**What this task involves:**
From the entries, copy every line that carries the string "JSON".

**Data to use:**
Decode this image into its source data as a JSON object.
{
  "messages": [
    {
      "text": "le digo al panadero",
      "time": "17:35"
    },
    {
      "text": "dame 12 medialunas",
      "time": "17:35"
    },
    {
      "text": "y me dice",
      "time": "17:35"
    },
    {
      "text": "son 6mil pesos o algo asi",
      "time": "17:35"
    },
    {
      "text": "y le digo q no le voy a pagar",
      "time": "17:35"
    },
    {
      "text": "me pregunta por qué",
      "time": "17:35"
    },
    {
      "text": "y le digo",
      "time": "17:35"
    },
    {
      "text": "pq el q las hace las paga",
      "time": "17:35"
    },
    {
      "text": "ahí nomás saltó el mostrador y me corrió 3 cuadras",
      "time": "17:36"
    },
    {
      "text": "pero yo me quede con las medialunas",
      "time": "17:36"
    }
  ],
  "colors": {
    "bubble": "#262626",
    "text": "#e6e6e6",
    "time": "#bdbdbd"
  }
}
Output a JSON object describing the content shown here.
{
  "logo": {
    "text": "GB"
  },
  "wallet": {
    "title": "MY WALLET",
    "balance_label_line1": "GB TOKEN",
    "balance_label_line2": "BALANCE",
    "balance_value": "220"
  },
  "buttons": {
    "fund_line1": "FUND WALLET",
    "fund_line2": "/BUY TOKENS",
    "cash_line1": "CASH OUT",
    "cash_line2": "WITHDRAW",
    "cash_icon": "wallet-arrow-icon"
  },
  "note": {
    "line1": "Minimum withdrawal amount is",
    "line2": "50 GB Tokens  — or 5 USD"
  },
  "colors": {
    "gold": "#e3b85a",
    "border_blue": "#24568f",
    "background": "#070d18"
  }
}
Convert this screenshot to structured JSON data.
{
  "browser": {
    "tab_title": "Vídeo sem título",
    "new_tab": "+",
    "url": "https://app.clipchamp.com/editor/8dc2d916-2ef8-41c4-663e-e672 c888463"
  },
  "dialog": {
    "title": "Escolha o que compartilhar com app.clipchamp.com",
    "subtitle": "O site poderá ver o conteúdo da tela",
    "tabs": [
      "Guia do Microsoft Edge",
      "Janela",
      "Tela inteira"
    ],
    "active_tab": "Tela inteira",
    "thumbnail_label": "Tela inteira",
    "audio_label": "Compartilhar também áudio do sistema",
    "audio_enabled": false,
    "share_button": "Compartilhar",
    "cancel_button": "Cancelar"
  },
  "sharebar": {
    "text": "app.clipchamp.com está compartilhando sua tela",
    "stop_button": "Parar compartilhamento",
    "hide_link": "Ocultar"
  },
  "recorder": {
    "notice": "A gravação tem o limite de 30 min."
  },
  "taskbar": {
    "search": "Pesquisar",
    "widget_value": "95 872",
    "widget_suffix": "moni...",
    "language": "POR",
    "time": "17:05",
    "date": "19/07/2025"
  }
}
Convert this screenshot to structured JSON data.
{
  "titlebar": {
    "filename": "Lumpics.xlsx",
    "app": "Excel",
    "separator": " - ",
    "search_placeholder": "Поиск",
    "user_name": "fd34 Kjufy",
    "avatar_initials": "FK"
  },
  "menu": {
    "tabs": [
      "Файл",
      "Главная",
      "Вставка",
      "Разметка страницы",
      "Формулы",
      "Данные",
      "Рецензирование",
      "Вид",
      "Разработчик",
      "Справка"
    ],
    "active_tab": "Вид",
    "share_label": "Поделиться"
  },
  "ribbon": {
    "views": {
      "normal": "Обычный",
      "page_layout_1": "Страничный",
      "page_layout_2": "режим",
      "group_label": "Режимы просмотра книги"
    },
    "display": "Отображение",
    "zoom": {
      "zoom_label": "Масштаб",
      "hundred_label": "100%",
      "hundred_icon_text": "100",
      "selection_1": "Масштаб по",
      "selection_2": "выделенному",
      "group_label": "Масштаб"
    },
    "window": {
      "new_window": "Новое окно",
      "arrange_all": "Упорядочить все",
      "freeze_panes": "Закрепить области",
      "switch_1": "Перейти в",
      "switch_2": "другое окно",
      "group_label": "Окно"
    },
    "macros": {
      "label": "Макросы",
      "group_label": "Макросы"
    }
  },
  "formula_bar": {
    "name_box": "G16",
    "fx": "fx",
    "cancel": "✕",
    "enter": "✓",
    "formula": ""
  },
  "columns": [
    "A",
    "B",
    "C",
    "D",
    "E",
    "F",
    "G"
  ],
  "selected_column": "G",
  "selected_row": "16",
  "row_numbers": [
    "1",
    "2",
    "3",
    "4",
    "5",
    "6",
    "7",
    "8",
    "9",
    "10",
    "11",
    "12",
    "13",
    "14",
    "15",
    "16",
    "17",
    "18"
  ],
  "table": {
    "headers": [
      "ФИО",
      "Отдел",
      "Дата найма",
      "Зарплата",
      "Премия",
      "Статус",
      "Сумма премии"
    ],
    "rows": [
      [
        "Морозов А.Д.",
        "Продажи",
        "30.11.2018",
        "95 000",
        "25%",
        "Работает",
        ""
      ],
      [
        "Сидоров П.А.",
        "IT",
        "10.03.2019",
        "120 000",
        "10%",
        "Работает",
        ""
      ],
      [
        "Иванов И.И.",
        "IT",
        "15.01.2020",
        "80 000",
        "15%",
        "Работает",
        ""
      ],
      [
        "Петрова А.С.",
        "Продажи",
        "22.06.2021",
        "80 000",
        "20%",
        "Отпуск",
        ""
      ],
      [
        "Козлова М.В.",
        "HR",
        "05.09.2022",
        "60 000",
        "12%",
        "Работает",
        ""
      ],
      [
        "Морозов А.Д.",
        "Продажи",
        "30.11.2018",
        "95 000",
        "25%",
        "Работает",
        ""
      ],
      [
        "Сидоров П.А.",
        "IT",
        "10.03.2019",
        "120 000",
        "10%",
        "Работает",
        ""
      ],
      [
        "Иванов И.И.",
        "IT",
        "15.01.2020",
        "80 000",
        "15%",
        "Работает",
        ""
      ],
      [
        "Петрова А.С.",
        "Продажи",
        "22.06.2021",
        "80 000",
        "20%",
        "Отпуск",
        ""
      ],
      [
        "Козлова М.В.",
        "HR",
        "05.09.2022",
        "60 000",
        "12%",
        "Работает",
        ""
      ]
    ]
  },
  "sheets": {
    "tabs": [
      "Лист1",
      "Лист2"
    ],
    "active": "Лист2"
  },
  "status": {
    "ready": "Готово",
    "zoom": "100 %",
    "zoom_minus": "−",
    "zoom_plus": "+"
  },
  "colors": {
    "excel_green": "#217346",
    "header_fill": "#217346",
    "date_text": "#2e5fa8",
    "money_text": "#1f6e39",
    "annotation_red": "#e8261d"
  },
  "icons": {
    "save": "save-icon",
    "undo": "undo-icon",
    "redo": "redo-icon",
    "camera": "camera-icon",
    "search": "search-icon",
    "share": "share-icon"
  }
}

**Solution below:**
Decode this image into its source data as a JSON object.
Output a JSON object describing the content shown here.
Convert this screenshot to structured JSON data.
Convert this screenshot to structured JSON data.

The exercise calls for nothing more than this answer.